Skylla (or Scylla) was depicted in legend as a beastly sea goddess who lurked among the rocks on one side of the Strait of Messina (directly opposite on the other side resided the daemon goddess Charybdis). In this poem the narrator appears to re-imagine herself at one moment the poet, at another Skylla herself. We are struck a few lines into the poem when we realize that this will not simply be a recording, or even a reworking, of the actual tale, but rather an effort to question why and how the stories themselves have been chronicled. And what, if any, significance a modern revision may have.

Imagine a lost younger sister.
A bubble of laughter, (naiads?)
Elements of a spark, doused.
A splutter in the mind’s rock.
How was she? Beautiful? Gifted?
Did she laugh? Pleasant to know?

‘Imagine a lost young sister’ may seem to us in one way helpful, in another way a tad condescending (is that great, oft-quoted classical angst so far from our comprehension?!) but the next line ‘A bubble of laughter, (naiads?)’ dismisses the latter thought; the poet is having as much trouble as she thinks we are.

I, she, ache at waist level, hip level,
feed their canines, their baby claws.
I, they, are tearing who they live for,
all to bits, elegantly, year by year.

Seen through contemporary eyes, these lines could well reflect the worries of motherhood, and the horrific mixture of physical pain and spiritual joy, the ‘binary praxis of antagonistic reciprocity’, to quote Sartre, that occurs during childbirth.

But under the waterfall
really — how might she be?
Was she a beauty? Witty, quick?
Postscript: the wickedest queen,
no god’s invention neater,
her crooked finger
to find the chink in little Skylla
— her job to needle —
find it open, bloody,
then stuff her back down herself
screaming, caught for good by
her first/last ocean of desire.

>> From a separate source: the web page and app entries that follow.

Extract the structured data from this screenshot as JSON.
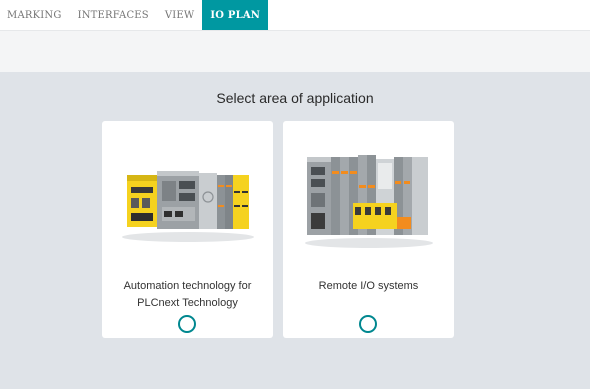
{
  "nav": {
    "tabs": [
      {
        "label": "MARKING",
        "active": false
      },
      {
        "label": "INTERFACES",
        "active": false
      },
      {
        "label": "VIEW",
        "active": false
      },
      {
        "label": "IO PLAN",
        "active": true
      }
    ]
  },
  "main": {
    "heading": "Select area of application",
    "cards": [
      {
        "label": "Automation technology for PLCnext Technology",
        "selected": false
      },
      {
        "label": "Remote I/O systems",
        "selected": false
      }
    ]
  },
  "colors": {
    "accent": "#0098a1",
    "background": "#dfe3e8",
    "module_yellow": "#f5d21f",
    "module_grey": "#8c9296"
  }
}
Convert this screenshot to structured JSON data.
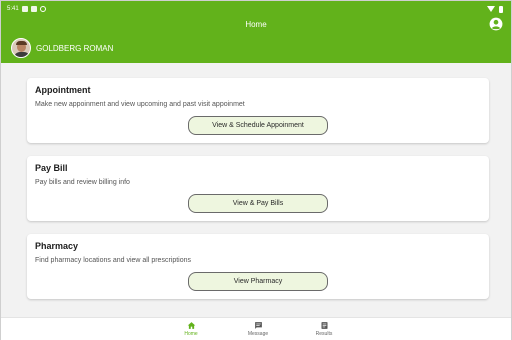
{
  "status_bar": {
    "time": "5:41"
  },
  "header": {
    "title": "Home",
    "user_name": "GOLDBERG ROMAN"
  },
  "cards": [
    {
      "title": "Appointment",
      "description": "Make new appoinment and view upcoming and past visit appoinmet",
      "button_label": "View & Schedule Appoinment"
    },
    {
      "title": "Pay Bill",
      "description": "Pay bills and review billing info",
      "button_label": "View & Pay Bills"
    },
    {
      "title": "Pharmacy",
      "description": "Find pharmacy locations and view all prescriptions",
      "button_label": "View Pharmacy"
    }
  ],
  "bottom_nav": {
    "items": [
      {
        "label": "Home",
        "icon": "home-icon",
        "active": true
      },
      {
        "label": "Message",
        "icon": "message-icon",
        "active": false
      },
      {
        "label": "Results",
        "icon": "results-icon",
        "active": false
      }
    ]
  },
  "colors": {
    "brand_green": "#62b21b",
    "button_fill": "#eef6df",
    "background": "#f2f2f2"
  }
}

So that in the dark
behind the rock face
notorious to men and ships
the long hair of the waterfall
dries to snake and dog,
the zoo in the hill of the womb,
and as in all such strange cases
(O aborted women)
the misshapen begins to grow.

The insistent questioning is a thoroughly post-modern exercise, we feel the narrator is desperately trying to make sense of timeless predicaments; the atrophying of the soul, and the accuracy and relevance of literature.

In this poem we also find evidence of Kazantzis’ endeavours to reconcile; mother and child, youth and old age, the living poet and the dead poet, the primordial and the civilized.

This volume has captured the expansiveness of Kazantzis’ range and learning, and serves as a showcase for her love of words and delight in writing. She has set her various battles across a swathe of different ages and backdrops; endowing her concerns with a degree of timelessness. As her tools of combat she has employed the art of self invention and re-invention, displaying a zest for life, and for language, through which the fruit of her experience is yielded. And indeed – I can confidently say that Kazantzis’ concerns are the concerns of every woman.

R.G. Foster © 2014